Created on Friday, 10 January 2014 Written by ANDREW WELSH-HUGGINS, AP Legal Affairs Writer
COLUMBUS, Ohio (AP) — An Ohio inmate facing execution next week from an untried method is at substantial risk of a medical phenomenon known as air hunger, which will cause him to experience terror as he strains to catch his breath, an anesthesiologist testified Friday at a federal court hearing.
Because condemned killer David McGuire has several characteristics of someone with sleep apnea, or the struggle to breathe while asleep, the chances are even greater he will be subjected to feelings of suffocation, said David Waisel, a professor at Harvard Medical School.
"Mr. McGuire is at a substantial risk of experiencing the terror of air hunger during the first five minutes of the execution," Waisel testified as a witness for defense attorneys trying to stop McGuire's execution Thursday.
"Air hunger is a horrible feeling," Waisel added. "It's the inability to get your breath."
Waisel testified at the beginning of a two-day hearing on the state's new lethal drug process.
Ohio plans to use intravenous doses of two drugs, midazolam, a sedative, and hydromorphone, a painkiller, to put McGuire to death. The method has been part of Ohio's execution process since 2009, though never used. It was chosen because of a shortage of other lethal injection drugs.
The U.S. Constitution bans executions that constitute cruel and unusual punishment. But that doesn't mean procedures that are entirely comfortable, an assistant Ohio attorney general told Frost.
"You're not entitled to a pain-free execution," attorney Thomas Madden said.
The state also says its own anesthesiology expert is ready to argue that experiments disprove the air hunger experience alleged by McGuire's attorneys.
Such dueling arguments have taken place often in federal judge Gregory Frost's courtroom over the years. Frost has heard numerous arguments for and against Ohio's lethal injection process.
He has never ruled the drugs themselves unconstitutional, but he has at times harshly criticized the state for conducting haphazard executions by not closely following its own policies.
McGuire, 53, was sentenced to die for the 1989 rape and fatal stabbing of Joy Stewart in Preble County in western Ohio.
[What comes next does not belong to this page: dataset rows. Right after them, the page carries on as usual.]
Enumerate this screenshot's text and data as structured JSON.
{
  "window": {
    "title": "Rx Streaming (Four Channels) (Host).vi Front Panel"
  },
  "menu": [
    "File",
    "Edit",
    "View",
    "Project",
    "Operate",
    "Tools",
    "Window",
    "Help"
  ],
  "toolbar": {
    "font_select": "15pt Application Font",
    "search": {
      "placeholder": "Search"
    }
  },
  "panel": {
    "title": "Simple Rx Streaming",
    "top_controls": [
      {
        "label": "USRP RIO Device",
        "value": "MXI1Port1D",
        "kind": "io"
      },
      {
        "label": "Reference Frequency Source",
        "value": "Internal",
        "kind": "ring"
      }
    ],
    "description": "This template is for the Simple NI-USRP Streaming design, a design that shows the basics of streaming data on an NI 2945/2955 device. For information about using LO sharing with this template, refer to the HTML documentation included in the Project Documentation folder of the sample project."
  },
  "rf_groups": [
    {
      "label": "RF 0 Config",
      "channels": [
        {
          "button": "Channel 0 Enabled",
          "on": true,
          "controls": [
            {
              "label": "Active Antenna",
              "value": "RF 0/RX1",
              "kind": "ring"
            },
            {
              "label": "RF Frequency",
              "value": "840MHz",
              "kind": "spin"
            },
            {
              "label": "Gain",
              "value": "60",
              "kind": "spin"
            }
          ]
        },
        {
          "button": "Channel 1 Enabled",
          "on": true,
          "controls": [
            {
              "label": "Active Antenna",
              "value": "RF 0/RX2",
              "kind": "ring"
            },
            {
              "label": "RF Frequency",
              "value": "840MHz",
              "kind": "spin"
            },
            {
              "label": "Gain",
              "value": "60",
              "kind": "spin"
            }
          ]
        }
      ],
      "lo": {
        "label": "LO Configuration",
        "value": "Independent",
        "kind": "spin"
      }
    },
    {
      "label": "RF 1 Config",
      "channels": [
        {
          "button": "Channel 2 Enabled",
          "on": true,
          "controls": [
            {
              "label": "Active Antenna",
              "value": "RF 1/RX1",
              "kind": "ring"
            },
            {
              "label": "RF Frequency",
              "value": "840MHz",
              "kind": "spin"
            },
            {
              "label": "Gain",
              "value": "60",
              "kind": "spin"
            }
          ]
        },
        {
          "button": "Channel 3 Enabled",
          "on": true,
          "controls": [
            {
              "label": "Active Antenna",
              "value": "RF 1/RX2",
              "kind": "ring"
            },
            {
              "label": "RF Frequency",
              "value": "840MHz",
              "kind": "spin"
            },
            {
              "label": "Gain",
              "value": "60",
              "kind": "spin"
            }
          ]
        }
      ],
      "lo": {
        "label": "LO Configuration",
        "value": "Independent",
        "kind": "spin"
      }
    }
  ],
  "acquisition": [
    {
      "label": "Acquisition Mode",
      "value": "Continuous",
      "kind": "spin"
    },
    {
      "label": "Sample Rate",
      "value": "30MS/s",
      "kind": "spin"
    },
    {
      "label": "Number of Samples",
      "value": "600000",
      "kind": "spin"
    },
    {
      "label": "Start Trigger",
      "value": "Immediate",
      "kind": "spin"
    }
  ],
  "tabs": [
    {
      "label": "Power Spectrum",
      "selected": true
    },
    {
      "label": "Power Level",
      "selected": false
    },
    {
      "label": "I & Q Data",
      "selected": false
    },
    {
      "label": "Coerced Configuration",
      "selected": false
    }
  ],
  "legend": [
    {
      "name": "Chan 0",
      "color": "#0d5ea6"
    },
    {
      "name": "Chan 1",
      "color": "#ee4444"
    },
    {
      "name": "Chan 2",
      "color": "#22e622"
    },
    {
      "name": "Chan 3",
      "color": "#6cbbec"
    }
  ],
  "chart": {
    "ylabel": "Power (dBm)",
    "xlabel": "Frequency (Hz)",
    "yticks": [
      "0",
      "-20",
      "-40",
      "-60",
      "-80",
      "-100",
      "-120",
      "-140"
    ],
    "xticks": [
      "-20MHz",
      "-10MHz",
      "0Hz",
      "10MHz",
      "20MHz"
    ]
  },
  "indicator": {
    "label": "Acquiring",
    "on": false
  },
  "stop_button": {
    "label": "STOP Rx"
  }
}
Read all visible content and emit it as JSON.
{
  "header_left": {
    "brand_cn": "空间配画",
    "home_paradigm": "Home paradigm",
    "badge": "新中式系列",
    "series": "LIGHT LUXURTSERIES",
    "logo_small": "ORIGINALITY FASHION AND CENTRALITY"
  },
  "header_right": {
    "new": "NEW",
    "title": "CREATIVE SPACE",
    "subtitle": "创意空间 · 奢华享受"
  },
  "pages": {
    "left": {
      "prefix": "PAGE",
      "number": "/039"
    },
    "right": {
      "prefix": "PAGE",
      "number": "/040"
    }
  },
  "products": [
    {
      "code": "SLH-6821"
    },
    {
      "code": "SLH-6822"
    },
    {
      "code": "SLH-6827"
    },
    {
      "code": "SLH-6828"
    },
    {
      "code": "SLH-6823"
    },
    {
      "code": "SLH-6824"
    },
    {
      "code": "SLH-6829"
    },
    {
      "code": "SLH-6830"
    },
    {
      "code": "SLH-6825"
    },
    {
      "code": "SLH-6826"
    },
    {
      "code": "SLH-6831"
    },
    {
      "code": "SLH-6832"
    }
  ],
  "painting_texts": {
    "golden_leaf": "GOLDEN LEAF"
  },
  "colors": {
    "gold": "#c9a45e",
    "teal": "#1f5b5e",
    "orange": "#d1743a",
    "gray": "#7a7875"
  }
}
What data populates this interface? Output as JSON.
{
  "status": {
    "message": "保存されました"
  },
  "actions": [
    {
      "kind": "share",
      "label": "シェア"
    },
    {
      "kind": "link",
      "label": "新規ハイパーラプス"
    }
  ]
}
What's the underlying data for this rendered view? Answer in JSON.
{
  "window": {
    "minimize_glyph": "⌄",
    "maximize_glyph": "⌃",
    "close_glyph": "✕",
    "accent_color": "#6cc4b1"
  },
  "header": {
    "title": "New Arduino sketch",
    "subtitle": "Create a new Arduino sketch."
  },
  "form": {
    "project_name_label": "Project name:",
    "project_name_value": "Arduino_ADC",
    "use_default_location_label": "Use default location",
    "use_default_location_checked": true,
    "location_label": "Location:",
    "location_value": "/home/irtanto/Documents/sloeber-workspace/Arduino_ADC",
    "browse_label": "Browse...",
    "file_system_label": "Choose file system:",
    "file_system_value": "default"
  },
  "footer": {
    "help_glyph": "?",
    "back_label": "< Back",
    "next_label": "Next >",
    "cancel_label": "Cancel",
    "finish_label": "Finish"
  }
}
The 22-year-old Stewart was newly married and pregnant.
"McGuire will experience the agony and terror of air hunger as he struggles to breathe for five minutes after defendants intravenously inject him with the execution drugs," the inmate's attorneys said in a Monday court filing.
Higher courts have twice rejected claims that the drugs pose a risk of severe pain, the state argued in opposing McGuire's attempt to stop his execution.
The state says that because courts have upheld the use of those drugs in the backup method, McGuire can't challenge their use just because they are to be given intravenously.
There is no excuse for not raising this claim years ago, "much less presenting it for the first time in an eleventh-hour stay of execution," lawyers for the Ohio attorney general's office said in their filing.
The U.S. Supreme upheld the constitutionality of lethal injection six years ago, The state also said the constitutionality of lethal
Late Wednesday, McGuire's attorneys filed a separate appeal with the U.S. Supreme Court, saying information about his chaotic childhood of abuse and neglect could have prevented him from being sentenced to death if it was presented at trial.
The filings argue McGuire was so malnourished as a child that his stomach was swollen and distended. He also had to frequently steal food for himself and his younger sister, the appeal said.
McGuire was physically abused by at least four different parental figures and shows signs of brain damage from head trauma, the attorneys said.
The filings say jurors who sentenced McGuire to death never got to hear the full extent of his chaotic childhood because his trial attorneys didn't properly investigate reasons he should be spared.
Even without the full picture of McGuire's life, a juror held out for 12 hours before relenting, a sign that a full investigation might have led to a different outcome, the lawyers said. In Ohio, one juror can block a death sentence by voting against it.
The state's response to that claim is expected Monday.